=== REQUIRED WORK ===
Report back each line of the records that contains the string "JSON".

=== ENTRIES PROVIDED ===
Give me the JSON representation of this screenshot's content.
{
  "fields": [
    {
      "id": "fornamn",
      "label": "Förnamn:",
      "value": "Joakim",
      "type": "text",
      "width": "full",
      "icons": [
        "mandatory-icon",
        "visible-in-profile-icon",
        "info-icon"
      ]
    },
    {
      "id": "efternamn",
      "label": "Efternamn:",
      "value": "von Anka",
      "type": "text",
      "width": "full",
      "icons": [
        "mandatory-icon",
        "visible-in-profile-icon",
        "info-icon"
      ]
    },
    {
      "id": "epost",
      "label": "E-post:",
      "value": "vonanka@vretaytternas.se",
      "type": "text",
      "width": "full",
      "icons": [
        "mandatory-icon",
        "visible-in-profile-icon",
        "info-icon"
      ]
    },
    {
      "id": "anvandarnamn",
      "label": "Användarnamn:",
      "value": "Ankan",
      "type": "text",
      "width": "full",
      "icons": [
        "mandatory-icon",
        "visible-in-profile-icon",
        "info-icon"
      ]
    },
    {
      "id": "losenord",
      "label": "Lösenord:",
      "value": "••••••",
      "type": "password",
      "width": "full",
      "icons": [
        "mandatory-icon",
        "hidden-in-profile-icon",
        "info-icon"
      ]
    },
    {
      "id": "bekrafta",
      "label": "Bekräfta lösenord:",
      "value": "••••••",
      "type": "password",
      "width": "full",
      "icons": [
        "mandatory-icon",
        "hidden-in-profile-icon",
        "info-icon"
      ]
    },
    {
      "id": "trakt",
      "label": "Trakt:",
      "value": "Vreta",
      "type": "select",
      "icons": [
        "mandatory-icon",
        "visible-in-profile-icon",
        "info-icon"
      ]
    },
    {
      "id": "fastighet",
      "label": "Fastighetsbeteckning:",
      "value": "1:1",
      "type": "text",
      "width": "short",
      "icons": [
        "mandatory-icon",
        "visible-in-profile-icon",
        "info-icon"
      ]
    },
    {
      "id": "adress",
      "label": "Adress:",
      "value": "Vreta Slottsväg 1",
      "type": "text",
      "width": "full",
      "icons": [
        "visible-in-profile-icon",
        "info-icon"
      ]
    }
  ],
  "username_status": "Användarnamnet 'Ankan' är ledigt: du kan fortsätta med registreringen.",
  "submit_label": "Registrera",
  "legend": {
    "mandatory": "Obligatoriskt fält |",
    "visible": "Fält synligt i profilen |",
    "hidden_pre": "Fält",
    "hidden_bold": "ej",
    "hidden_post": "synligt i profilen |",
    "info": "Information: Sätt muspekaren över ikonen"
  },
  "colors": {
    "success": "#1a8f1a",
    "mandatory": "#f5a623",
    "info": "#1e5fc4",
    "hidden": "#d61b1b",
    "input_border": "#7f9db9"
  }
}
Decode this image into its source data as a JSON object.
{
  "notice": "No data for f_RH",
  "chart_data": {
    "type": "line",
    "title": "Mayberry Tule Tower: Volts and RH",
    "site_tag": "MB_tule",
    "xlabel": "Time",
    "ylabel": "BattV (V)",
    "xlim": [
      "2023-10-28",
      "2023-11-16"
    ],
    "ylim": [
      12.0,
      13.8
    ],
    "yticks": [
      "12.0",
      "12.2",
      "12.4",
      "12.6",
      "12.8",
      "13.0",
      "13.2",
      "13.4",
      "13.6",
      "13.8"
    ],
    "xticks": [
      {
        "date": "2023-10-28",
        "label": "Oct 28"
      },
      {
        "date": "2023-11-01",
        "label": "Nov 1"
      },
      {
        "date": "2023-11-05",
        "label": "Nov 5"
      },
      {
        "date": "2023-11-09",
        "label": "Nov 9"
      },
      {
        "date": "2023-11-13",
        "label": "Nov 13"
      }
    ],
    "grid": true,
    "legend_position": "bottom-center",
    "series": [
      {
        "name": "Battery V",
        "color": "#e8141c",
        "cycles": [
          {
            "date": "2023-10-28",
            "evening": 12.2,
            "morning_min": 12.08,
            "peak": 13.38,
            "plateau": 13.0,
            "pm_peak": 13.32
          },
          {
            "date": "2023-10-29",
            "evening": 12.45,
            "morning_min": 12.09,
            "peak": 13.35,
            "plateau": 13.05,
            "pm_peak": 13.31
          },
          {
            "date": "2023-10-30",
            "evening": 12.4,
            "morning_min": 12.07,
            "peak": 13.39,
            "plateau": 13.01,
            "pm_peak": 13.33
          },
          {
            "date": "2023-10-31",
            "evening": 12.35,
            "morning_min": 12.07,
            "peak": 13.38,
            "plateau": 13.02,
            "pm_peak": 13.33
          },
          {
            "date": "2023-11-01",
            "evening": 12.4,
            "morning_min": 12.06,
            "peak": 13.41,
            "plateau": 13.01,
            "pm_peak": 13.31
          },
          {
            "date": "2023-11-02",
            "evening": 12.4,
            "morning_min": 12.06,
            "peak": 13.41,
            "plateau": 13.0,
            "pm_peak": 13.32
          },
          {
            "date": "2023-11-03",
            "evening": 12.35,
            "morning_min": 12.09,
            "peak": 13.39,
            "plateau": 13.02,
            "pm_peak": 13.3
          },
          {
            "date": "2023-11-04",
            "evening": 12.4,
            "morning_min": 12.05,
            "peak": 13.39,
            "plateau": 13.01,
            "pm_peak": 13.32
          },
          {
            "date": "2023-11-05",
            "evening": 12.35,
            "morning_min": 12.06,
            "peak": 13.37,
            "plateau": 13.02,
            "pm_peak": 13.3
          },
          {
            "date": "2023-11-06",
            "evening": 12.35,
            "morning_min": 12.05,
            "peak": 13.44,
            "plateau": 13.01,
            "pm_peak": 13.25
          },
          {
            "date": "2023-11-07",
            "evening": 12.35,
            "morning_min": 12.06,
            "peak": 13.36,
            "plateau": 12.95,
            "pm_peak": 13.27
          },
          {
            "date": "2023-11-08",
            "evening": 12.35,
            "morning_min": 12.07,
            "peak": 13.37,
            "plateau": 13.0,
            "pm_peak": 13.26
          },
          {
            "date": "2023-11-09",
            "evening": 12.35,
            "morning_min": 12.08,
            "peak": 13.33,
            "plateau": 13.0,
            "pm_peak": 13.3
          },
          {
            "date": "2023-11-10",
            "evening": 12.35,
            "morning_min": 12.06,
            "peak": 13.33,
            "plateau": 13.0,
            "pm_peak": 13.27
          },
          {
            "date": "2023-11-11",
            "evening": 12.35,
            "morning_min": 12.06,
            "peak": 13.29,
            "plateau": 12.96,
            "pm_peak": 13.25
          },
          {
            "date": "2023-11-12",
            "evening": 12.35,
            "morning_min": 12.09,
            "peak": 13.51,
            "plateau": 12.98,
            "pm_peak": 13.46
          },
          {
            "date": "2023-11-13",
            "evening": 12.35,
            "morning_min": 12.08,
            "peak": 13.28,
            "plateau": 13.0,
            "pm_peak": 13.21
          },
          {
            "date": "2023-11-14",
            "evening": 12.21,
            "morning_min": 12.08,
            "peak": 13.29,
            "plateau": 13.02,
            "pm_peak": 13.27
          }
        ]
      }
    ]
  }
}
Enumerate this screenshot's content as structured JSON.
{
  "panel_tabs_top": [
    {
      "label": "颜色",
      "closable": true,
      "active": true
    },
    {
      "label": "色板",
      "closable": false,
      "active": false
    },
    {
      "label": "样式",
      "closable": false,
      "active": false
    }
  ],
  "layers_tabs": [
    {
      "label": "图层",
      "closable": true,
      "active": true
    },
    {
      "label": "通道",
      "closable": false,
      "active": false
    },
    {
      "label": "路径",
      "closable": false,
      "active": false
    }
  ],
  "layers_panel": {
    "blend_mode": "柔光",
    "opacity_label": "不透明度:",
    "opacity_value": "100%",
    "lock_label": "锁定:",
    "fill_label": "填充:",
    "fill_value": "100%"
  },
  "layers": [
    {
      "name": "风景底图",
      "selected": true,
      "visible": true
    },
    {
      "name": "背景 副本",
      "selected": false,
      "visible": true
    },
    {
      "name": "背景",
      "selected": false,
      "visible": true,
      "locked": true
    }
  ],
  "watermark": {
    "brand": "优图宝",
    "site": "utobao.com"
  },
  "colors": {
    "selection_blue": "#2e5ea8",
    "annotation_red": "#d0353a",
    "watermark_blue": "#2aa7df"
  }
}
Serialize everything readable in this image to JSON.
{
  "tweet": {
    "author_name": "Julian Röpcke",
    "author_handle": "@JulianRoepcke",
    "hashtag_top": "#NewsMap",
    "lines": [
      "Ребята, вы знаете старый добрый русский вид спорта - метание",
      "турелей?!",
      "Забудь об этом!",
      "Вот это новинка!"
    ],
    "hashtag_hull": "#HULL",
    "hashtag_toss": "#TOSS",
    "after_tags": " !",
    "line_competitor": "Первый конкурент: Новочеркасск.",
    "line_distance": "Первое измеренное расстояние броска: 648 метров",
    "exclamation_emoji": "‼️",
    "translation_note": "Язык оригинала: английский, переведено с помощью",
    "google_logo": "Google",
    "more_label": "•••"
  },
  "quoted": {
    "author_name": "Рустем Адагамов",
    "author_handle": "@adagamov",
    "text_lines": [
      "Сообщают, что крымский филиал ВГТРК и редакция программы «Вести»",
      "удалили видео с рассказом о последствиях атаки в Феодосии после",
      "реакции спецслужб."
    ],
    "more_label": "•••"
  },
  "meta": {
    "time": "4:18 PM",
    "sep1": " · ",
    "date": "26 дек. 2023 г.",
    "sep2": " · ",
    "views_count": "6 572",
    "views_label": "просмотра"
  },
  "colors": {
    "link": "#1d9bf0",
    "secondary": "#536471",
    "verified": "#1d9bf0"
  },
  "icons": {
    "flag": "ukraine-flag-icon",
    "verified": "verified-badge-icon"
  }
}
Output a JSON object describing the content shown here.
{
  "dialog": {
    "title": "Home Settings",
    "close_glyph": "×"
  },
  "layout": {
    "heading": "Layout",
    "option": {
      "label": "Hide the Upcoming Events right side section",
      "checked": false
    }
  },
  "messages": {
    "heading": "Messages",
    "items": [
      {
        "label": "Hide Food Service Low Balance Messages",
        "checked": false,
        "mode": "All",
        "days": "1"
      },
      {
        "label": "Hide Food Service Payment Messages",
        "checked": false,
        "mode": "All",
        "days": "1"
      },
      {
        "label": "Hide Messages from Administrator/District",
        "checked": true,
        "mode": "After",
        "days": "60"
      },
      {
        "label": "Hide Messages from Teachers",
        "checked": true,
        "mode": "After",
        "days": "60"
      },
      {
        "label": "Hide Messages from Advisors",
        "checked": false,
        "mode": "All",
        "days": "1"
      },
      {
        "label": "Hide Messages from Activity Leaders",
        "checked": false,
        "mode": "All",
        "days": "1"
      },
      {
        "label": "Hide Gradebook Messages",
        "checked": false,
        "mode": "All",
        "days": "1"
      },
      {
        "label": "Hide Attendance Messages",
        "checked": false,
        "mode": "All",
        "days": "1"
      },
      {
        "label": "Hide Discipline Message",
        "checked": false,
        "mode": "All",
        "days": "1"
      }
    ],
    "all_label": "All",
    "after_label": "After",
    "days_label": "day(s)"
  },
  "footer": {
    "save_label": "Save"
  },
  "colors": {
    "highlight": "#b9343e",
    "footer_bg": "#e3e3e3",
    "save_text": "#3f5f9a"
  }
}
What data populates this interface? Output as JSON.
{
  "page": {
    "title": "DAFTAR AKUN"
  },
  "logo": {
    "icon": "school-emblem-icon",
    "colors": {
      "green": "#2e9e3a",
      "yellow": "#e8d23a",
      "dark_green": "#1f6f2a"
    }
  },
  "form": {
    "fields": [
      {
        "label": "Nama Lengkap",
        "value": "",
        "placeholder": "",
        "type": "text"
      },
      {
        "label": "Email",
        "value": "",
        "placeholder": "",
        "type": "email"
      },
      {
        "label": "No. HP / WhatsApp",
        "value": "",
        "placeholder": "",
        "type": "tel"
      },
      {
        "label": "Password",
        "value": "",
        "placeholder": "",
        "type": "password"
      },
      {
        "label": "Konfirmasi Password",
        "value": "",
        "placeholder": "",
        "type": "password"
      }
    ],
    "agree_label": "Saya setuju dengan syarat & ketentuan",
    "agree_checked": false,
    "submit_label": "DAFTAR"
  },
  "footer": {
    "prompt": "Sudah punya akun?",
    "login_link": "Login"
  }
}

=== RESULT ===
Give me the JSON representation of this screenshot's content.
Decode this image into its source data as a JSON object.
Enumerate this screenshot's content as structured JSON.
Serialize everything readable in this image to JSON.
Output a JSON object describing the content shown here.
What data populates this interface? Output as JSON.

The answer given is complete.